_WHAT TO WORK ON_: Extract, from the listing that follows, each line containing the word "détaillé".
- Opening Delimiter -
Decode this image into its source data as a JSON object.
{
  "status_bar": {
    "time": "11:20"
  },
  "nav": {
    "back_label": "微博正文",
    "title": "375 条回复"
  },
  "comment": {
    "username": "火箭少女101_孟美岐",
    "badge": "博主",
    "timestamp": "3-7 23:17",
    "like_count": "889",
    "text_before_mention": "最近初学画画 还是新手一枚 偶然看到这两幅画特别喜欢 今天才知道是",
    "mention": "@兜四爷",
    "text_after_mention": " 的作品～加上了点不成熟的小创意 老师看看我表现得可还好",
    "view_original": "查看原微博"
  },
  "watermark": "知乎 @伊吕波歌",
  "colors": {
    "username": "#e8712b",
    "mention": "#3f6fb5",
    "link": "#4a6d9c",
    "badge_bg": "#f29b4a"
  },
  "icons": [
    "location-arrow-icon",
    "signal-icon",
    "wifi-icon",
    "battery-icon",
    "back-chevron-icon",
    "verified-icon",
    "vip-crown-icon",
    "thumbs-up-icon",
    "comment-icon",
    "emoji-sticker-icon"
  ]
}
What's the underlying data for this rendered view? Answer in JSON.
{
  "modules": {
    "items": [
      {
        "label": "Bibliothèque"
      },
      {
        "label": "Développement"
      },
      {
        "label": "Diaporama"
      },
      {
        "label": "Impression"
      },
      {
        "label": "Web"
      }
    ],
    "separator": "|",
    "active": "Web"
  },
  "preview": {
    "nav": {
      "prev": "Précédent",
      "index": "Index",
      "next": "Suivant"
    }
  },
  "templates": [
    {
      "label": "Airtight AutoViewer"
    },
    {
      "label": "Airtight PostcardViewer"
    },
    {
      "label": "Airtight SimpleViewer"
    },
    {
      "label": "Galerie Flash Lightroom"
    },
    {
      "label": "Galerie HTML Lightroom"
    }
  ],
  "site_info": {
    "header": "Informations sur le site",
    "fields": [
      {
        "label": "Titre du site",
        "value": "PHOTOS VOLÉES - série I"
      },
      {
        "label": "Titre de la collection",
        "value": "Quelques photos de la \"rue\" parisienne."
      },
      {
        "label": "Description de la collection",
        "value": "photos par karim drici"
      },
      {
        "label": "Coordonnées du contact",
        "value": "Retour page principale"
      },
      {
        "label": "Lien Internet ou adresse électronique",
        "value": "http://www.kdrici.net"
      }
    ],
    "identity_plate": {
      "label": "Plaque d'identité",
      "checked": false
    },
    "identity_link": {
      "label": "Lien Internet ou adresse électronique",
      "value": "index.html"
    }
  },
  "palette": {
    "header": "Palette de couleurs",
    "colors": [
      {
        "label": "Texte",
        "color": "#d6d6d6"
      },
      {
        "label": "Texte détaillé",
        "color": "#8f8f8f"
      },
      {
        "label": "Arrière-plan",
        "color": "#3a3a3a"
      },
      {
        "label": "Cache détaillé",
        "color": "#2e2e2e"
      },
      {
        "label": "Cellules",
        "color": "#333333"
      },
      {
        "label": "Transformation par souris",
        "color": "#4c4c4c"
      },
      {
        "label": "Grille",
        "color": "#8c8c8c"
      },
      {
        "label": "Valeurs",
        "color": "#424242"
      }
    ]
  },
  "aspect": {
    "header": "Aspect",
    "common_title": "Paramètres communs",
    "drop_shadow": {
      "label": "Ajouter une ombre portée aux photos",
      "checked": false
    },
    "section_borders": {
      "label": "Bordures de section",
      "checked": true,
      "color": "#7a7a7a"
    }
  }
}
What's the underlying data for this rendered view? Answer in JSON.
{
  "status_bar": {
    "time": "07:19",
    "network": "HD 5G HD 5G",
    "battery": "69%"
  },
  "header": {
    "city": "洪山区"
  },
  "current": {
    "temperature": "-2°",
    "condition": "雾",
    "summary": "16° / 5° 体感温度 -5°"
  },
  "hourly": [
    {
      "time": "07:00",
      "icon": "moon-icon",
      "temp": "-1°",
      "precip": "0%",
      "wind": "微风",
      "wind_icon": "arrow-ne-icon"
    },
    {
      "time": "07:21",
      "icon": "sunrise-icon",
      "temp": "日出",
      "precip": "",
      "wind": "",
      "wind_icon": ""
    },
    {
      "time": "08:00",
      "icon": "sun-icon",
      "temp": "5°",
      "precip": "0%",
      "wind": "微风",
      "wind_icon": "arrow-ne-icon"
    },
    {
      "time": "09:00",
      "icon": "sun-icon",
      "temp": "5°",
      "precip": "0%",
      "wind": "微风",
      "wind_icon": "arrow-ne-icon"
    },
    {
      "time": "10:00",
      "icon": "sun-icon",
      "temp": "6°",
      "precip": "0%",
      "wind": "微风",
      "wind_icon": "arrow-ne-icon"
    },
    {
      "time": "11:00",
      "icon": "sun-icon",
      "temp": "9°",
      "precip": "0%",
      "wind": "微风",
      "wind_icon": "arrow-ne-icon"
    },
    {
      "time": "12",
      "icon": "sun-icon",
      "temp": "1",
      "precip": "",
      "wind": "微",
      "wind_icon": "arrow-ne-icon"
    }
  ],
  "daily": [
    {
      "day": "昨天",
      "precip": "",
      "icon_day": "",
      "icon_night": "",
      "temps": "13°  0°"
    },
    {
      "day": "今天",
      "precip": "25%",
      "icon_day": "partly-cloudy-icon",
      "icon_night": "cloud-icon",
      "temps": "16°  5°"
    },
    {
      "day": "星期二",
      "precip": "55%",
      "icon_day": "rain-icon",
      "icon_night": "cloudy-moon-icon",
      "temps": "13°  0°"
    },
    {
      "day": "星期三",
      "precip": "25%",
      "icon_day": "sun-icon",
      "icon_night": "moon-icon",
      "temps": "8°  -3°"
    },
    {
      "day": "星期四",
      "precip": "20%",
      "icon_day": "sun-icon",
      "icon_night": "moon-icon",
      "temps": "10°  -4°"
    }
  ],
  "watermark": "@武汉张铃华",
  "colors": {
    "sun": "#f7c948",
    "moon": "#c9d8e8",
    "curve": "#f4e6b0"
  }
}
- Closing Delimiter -
_EXERCISE SOLUTION_:
        "label": "Texte détaillé",
        "label": "Cache détaillé",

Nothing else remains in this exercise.